The ADB has been a long term development partner of Nepal since 1966 totaling US $ 5.8 billion and technical assistance of $ 0.2 billion. The current ADB portfolio consists of 36 projects amounting to $ 2.8 billion and 18 technical assistance projects worth $ 26.34 million. In 2018, ADB committed five projects for Nepal, with loans and grants totaling $ 592 million and technical assistance of $ 8.01 million. The ADB will continue to work with Nepal to build sound institutional capacities for sector planning, high project readiness, effective implementation and sustainable asset management to take the country forward, he said.

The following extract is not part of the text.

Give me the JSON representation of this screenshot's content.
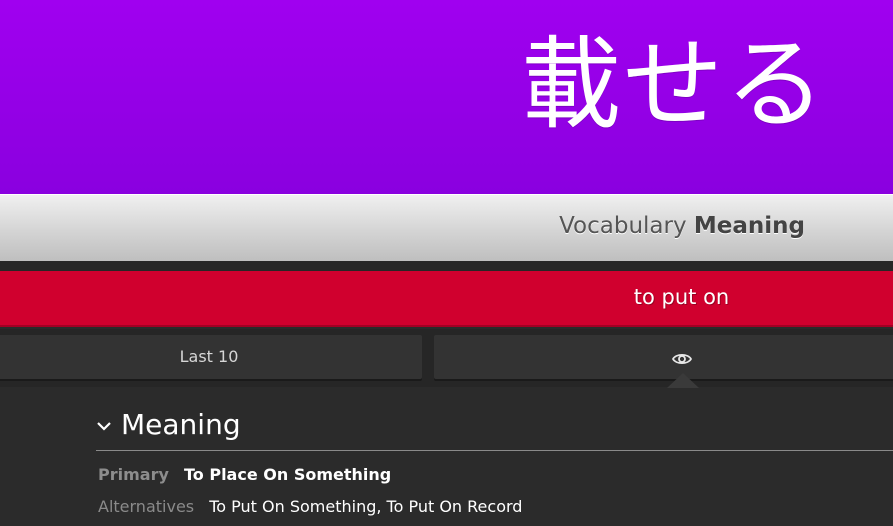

In going forward in focusing the regional development, the Nepal power sector is looking forward to its export potential.

A tripartite discussion on cross-border hydropower trade needs to start now as Nepal’s power export potential is growing fast with the scope of selling it to Bangladesh as well, he said.

Khamudkhanov said the Manila-based lending agency is supporting three countries in setting up cross-border transmission lines in the context of regional cooperation.

“Power export opportunity by Nepal would be growing very fast. Setting up of hydropower plants would create a scope of exporting power to Bangladesh too,” he said.

“Most of the hydropower plants in Nepal are near the Indian border and ADB and other development partners have already invested in setting up cross-border transmission lines under regional cooperation.

That is why, a tripartite meeting between India, Nepal and Bangladesh is necessary,” he said, adding that power export to Bangladesh is dependent on intergovernmental dialogue and speedy development of transmission lines,” he said.

He also said ADB is financing the backbone transmission line of Nepal along with other development partners and some other cross-border transmission line projects are in the pipeline.

The joint steering committee on India-Nepal cooperation in its seventh meeting in October also agreed to hold tripartite meeting in three months to fix transmission modalities and commercial terms for the use of Indian grid for getting power by Bangladesh.

Nepal has the potential to generate 40,000 megawatt of hydropower due to its geographical location.

Bangladesh now imports 100mw power from India but started negotiations with Bhutan and Myanmar to bring in more due to its growing demand for power in line with the economic growth stated highest among south Asian countries.

The ADB country director said there is a progress in discussion on power trade.

The ADB focuses more on expanding regional cooperation and will be happy to work more on it, he said, adding that the government-level discussion must continue to be beneficiary.

Under South Asia Sub-regional Economic Cooperation (SASEC) and South Asia Tourism Infrastructure Development (SATID) projects, the ADB is assisting south Asian countries including Bangladesh, India , Sri Lanka and Nepal.

In Nepal, the upgrading of east-west highway and Gautam Buddha Airport are going on under SASEC and SATID projects. These development activities will have spill over effect that will benefit regional countries, he said.